Women And Children Last: The Prosecution Of Sex Traffickers As Sex Offenders And The Need For A Sex Trafficker Registry, Geneva Brown

Law Faculty Publications

Sex trafficking is a moral and legal tragedy that affects thousands in the United States and abroad. The U.S. State Department estimates that human traffickers bring between 14,500 and 17,500 persons annually into the United States for various avenues of exploitation, including involuntary servitude and forced prostitution. Human traffickers are highly organized into criminal syndicates that reap exponential profits exploiting vulnerable women and children. Individual states struggle to prosecute traffickers and must rely on federal prosecution of trafficking enterprises. International cooperation with local law enforcement is essential in combating trafficking, especially in the sex trade. This Article ...


What Will Our Future Look Like And How Will We Respond?, Michael A. Fitts Jan 2011

What Will Our Future Look Like And How Will We Respond?, Michael A. Fitts

Faculty Scholarship at Penn Law

No abstract provided.


Trumping Politics: The Roberts Court And "Judicial Review", Gene Nichol Jan 2011

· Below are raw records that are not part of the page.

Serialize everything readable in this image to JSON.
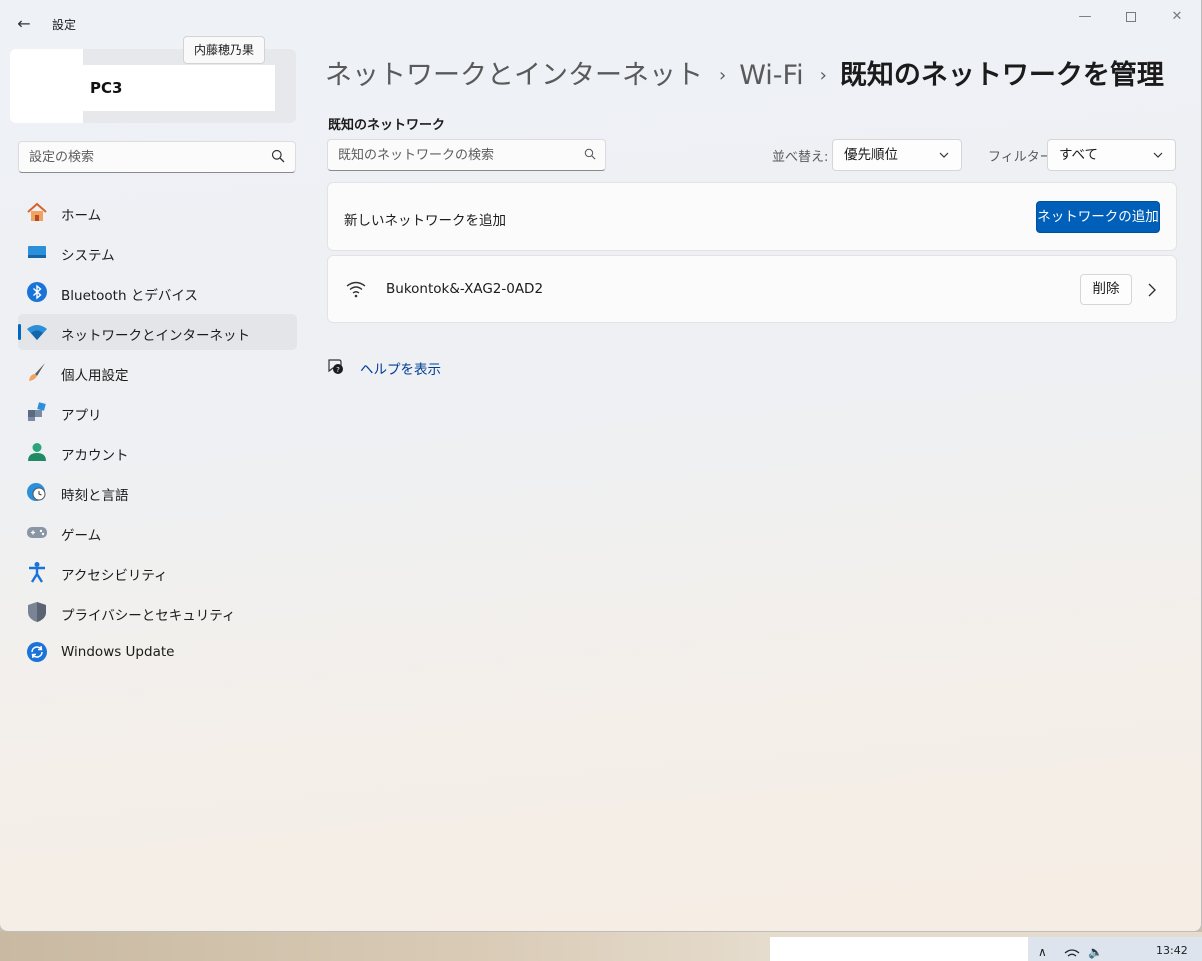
{
  "window": {
    "title": "設定",
    "back_glyph": "←",
    "minimize_glyph": "—",
    "close_glyph": "✕"
  },
  "profile": {
    "name": "PC3",
    "tooltip": "内藤穂乃果"
  },
  "sidebar": {
    "search_placeholder": "設定の検索",
    "items": [
      {
        "label": "ホーム",
        "icon": "home-icon"
      },
      {
        "label": "システム",
        "icon": "system-icon"
      },
      {
        "label": "Bluetooth とデバイス",
        "icon": "bluetooth-icon"
      },
      {
        "label": "ネットワークとインターネット",
        "icon": "wifi-icon",
        "active": true
      },
      {
        "label": "個人用設定",
        "icon": "brush-icon"
      },
      {
        "label": "アプリ",
        "icon": "apps-icon"
      },
      {
        "label": "アカウント",
        "icon": "account-icon"
      },
      {
        "label": "時刻と言語",
        "icon": "clock-globe-icon"
      },
      {
        "label": "ゲーム",
        "icon": "gamepad-icon"
      },
      {
        "label": "アクセシビリティ",
        "icon": "accessibility-icon"
      },
      {
        "label": "プライバシーとセキュリティ",
        "icon": "shield-icon"
      },
      {
        "label": "Windows Update",
        "icon": "update-icon"
      }
    ]
  },
  "breadcrumb": {
    "level1": "ネットワークとインターネット",
    "level2": "Wi-Fi",
    "current": "既知のネットワークを管理",
    "separator": "›"
  },
  "main": {
    "section_title": "既知のネットワーク",
    "search_placeholder": "既知のネットワークの検索",
    "sort_label": "並べ替え:",
    "sort_value": "優先順位",
    "filter_label": "フィルター:",
    "filter_value": "すべて",
    "add_network_text": "新しいネットワークを追加",
    "add_network_button": "ネットワークの追加",
    "networks": [
      {
        "name": "Bukontok&-XAG2-0AD2",
        "delete_label": "削除"
      }
    ],
    "help_link": "ヘルプを表示"
  },
  "taskbar": {
    "time": "13:42",
    "chevron_glyph": "∧",
    "speaker_glyph": "🔈"
  },
  "colors": {
    "accent": "#005fb8",
    "active_indicator": "#0067c0",
    "link": "#003e92"
  }
}
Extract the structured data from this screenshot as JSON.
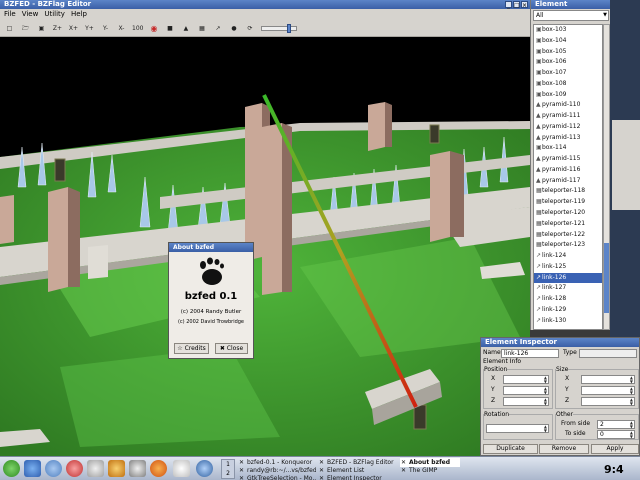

Trumping Politics: The Roberts Court And "Judicial Review", Gene Nichol

Faculty Publications

No abstract provided.


Wait! That's Not What We Meant By Civil Society!: Questioning The Ngo Orthodoxy In West Africa, Thomas A. Kelley Iii Jan 2011

Wait! That's Not What We Meant By Civil Society!: Questioning The Ngo Orthodoxy In West Africa, Thomas A. Kelley Iii

Faculty Publications

No abstract provided.


Property Rights And The Demands Of Transformation, Bernadette Atuahene Jan 2011

Property Rights And The Demands Of Transformation, Bernadette Atuahene

All Faculty Scholarship

No abstract provided.


The Gendered Lives Of Legal Aid: Lay Lawyers, Social Workers, And The Bar, 1863-1960, Felice J. Batlan Jan 2011

The Gendered Lives Of Legal Aid: Lay Lawyers, Social Workers, And The Bar, 1863-1960, Felice J. Batlan

All Faculty Scholarship

The Gendered Life of Legal Aid, 1863-1960 (manuscript in process) will be the first monograph on the history of civil legal aid in the United States. By closely examining the history of legal aid in New York, Chicago, and Boston, it presents a number of arguments with wide-ranging implications and it is animated by a host of conflicts. These include the relationship between legal aid and citizenship, the changing status of domestic relations law, the interactions between lawyers and social workers and their different understandings of the role and nature of law, what services legal aid should provide, and even ...